One would have expected that the first criteria for selection would have been the maximisation of benefits- i.e. choose the biggest cities with the biggest problems so that the largest number of city dwellers are covered. That has not happened. Only 8 of India's largest cities feature in the list: some of the largest such as Kanpur, Hyderabad, Mumbai, Bangalore, even Delhi ( NDMC is a favoured civil cantonement) have been left out.

So have states such as UP, Bihar, and West Bengal- a third of India's population!

Not a single city in the hill states has been included- all these states are in the " special category" class, are vulnerable to earthquakes and are being devastated by mass tourism. Including one of them would have provided a model for planned and sustainable development in the urban areas of the hills. Nor has any city from the north-eastern hill states been included, confirming the general perception that they are peripheral to the national planning process. It appears that the central government considers all these states as  worthy only of being exploited for their natural resources.

The unkindest cut of all is the inclusion of NDMC ( New Delhi Municipal Committee) in the list. This urban unit is already the most favoured urban conglomeration in the country and its residents ( politicians, senior bureaucrats, rich businessmen, well connected journos, the gin and tonic habituees of premier clubs) the most pampered lot of all. NDMC covers only two percent of Delhi's geographical area and contains just one percent of its population, it is awash with funds ( its budget is 25% of the rest of Delhi's three corporations put together), it has the widest avenues, the maximun green cover, and it is not dependent on public transport. It consumes four times of water, per capita, as the average Delhi citizen. It certainly does not need the additional largesse of being included under the Smart Cities project. Its deliciously ironic that its inclusion has been announced on the same day when the rest of Delhi began its tryst with garbage( the third time this year) because it cannot pay its staff.

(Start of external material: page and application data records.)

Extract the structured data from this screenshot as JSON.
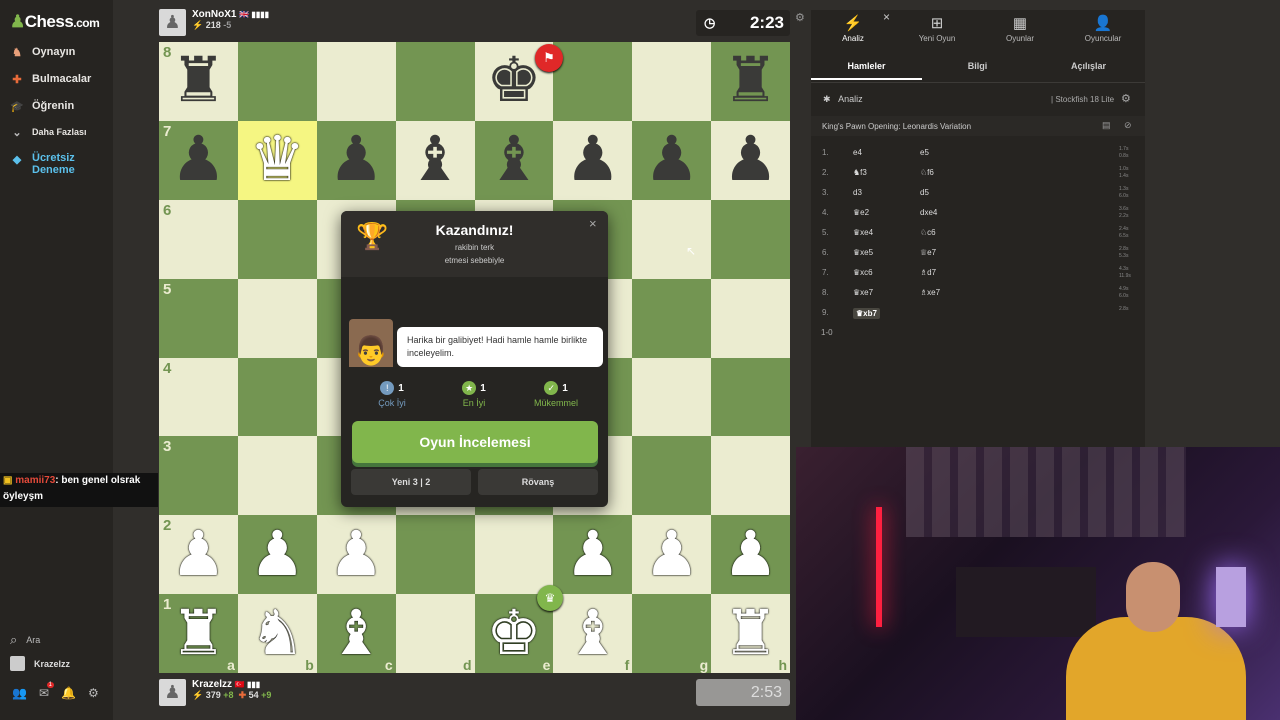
{
  "sidebar": {
    "logo_text": "Chess",
    "logo_suffix": ".com",
    "items": [
      {
        "label": "Oynayın",
        "icon": "play-icon",
        "color": "#e9a07a"
      },
      {
        "label": "Bulmacalar",
        "icon": "puzzle-icon",
        "color": "#e86b3a"
      },
      {
        "label": "Öğrenin",
        "icon": "learn-icon",
        "color": "#4aa8d8"
      },
      {
        "label": "Daha Fazlası",
        "icon": "chevron-down-icon",
        "color": "#bbbbbb"
      },
      {
        "label": "Ücretsiz Deneme",
        "icon": "diamond-icon",
        "color": "#5bc0eb"
      }
    ],
    "search_label": "Ara",
    "user_label": "Krazelzz",
    "notif_count": "1"
  },
  "chat": {
    "user": "mamii73",
    "message": ": ben genel olsrak öyleyşm"
  },
  "top_player": {
    "name": "XonNoX1",
    "rating": "218",
    "rating_change": "-5",
    "clock": "2:23"
  },
  "bottom_player": {
    "name": "Krazelzz",
    "stat1": "379",
    "stat1_change": "+8",
    "stat2": "54",
    "stat2_change": "+9",
    "clock": "2:53"
  },
  "board": {
    "ranks": [
      "8",
      "7",
      "6",
      "5",
      "4",
      "3",
      "2",
      "1"
    ],
    "files": [
      "a",
      "b",
      "c",
      "d",
      "e",
      "f",
      "g",
      "h"
    ],
    "position": [
      [
        "bR",
        "",
        "",
        "",
        "bK",
        "",
        "",
        "bR"
      ],
      [
        "bP",
        "wQ",
        "bP",
        "bB",
        "bB",
        "bP",
        "bP",
        "bP"
      ],
      [
        "",
        "",
        "",
        "",
        "",
        "",
        "",
        ""
      ],
      [
        "",
        "",
        "",
        "",
        "",
        "",
        "",
        ""
      ],
      [
        "",
        "",
        "",
        "",
        "",
        "",
        "",
        ""
      ],
      [
        "",
        "",
        "",
        "",
        "",
        "",
        "",
        ""
      ],
      [
        "wP",
        "wP",
        "wP",
        "",
        "",
        "wP",
        "wP",
        "wP"
      ],
      [
        "wR",
        "wN",
        "wB",
        "",
        "wK",
        "wB",
        "",
        "wR"
      ]
    ],
    "highlight": "b7",
    "light_color": "#ebecd0",
    "dark_color": "#739552"
  },
  "modal": {
    "title": "Kazandınız!",
    "subtitle_line1": "rakibin terk",
    "subtitle_line2": "etmesi sebebiyle",
    "coach_message": "Harika bir galibiyet! Hadi hamle hamle birlikte inceleyelim.",
    "stats": [
      {
        "count": "1",
        "label": "Çok İyi",
        "color": "#749bbf",
        "symbol": "!"
      },
      {
        "count": "1",
        "label": "En İyi",
        "color": "#81b64c",
        "symbol": "★"
      },
      {
        "count": "1",
        "label": "Mükemmel",
        "color": "#81b64c",
        "symbol": "👍"
      }
    ],
    "review_button": "Oyun İncelemesi",
    "new_game_button": "Yeni 3 | 2",
    "rematch_button": "Rövanş"
  },
  "panel": {
    "tabs": [
      {
        "label": "Analiz",
        "icon": "analysis-icon"
      },
      {
        "label": "Yeni Oyun",
        "icon": "new-game-icon"
      },
      {
        "label": "Oyunlar",
        "icon": "games-icon"
      },
      {
        "label": "Oyuncular",
        "icon": "players-icon"
      }
    ],
    "subtabs": [
      "Hamleler",
      "Bilgi",
      "Açılışlar"
    ],
    "analysis_label": "Analiz",
    "engine_label": "Stockfish 18 Lite",
    "opening_name": "King's Pawn Opening: Leonardis Variation",
    "moves": [
      {
        "n": "1.",
        "w": "e4",
        "b": "e5",
        "wt": "1.7s",
        "bt": "0.8s"
      },
      {
        "n": "2.",
        "w": "♞f3",
        "b": "♘f6",
        "wt": "1.0s",
        "bt": "1.4s"
      },
      {
        "n": "3.",
        "w": "d3",
        "b": "d5",
        "wt": "1.3s",
        "bt": "6.0s"
      },
      {
        "n": "4.",
        "w": "♛e2",
        "b": "dxe4",
        "wt": "3.6s",
        "bt": "2.2s"
      },
      {
        "n": "5.",
        "w": "♛xe4",
        "b": "♘c6",
        "wt": "2.4s",
        "bt": "6.5s"
      },
      {
        "n": "6.",
        "w": "♛xe5",
        "b": "♕e7",
        "wt": "2.8s",
        "bt": "5.3s"
      },
      {
        "n": "7.",
        "w": "♛xc6",
        "b": "♗d7",
        "wt": "4.3s",
        "bt": "11.9s"
      },
      {
        "n": "8.",
        "w": "♛xe7",
        "b": "♗xe7",
        "wt": "4.9s",
        "bt": "6.0s"
      },
      {
        "n": "9.",
        "w": "♛xb7",
        "b": "",
        "wt": "2.8s",
        "bt": ""
      }
    ],
    "result": "1-0"
  }
}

The selection process is deeply flawed and the central government's defence- that it followed prescribed criteria- is as disgenuous as it is mischievous. It is like fixing a tender- prescribe conditions that favour those whom you wish to reward: it is a tactic that is as old as the bureaucracy! 
The main criteria was to assess the states' plan of action in four key areas: Swachh Bharat, Make in India, making governance citizen friendly and e-governance. Is this all that it takes to make smart cities? Make in India may be Mr. Modi's pet peev but it has no relevance to city management. Citizen friendly and e-governance can only be additives to basic policies, not the policy itself. What about slums, housing, waste removal, SUSTAINABLE USE OF NATURAL RESOURCES, public transport, a healthy environment, a better quality of life, education, health ? What about GOOD GOVERNANCE, the elephant in the room no one wants to talk about but without which all else matters little ? The evidence is right there under Mr. Modi's nose- Swachh Bharat in Delhi means seventy thousand tonnes of garbage piled up on Delhi's thoroughfares and the BJP encouraging the strike instead of finding a solution to this endemic problem. The first criteria should have been : TAKE POLITICS OUT OF CITY ADMINISTRATION.

Critical developmental initiatives have to be need based, must provide benefits to the largest possible number, and must support those states which are the weakest. Development projects cannot be formulated on the lines of a Miss India contest- reward those who are best packaged and can best answer questions put to them by the judges. The best consultant report cannot be the basis for deciding that Solapur shall be chosen above Kanpur, for example. Resources should be directed towards areas where the problem is most intense. The government will always monitor progress before releasing funds and non-performance on set parameters would result in non release of funds.

I have deliberately refrained from going into the politics behind the selection, but its stench is unmistakeable. The Planning Commission, with all its arbitrariness and feudal discretionary power, may have gone but not its mentality- like Banquo's ghost it still haunts the edifices of power.